▶ [Material to process]:

_ _ _ _ _ _ _

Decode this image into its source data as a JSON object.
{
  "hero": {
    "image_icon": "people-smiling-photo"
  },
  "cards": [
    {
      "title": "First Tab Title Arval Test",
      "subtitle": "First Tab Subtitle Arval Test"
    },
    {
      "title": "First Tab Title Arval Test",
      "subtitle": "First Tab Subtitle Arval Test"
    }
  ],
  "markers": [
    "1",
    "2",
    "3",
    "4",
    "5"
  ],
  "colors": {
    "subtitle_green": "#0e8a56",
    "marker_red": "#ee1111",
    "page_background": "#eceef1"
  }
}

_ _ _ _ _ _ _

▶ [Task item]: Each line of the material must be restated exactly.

▶ [Answer below]:
Decode this image into its source data as a JSON object.
{
  "hero": {
    "image_icon": "people-smiling-photo"
  },
  "cards": [
    {
      "title": "First Tab Title Arval Test",
      "subtitle": "First Tab Subtitle Arval Test"
    },
    {
      "title": "First Tab Title Arval Test",
      "subtitle": "First Tab Subtitle Arval Test"
    }
  ],
  "markers": [
    "1",
    "2",
    "3",
    "4",
    "5"
  ],
  "colors": {
    "subtitle_green": "#0e8a56",
    "marker_red": "#ee1111",
    "page_background": "#eceef1"
  }
}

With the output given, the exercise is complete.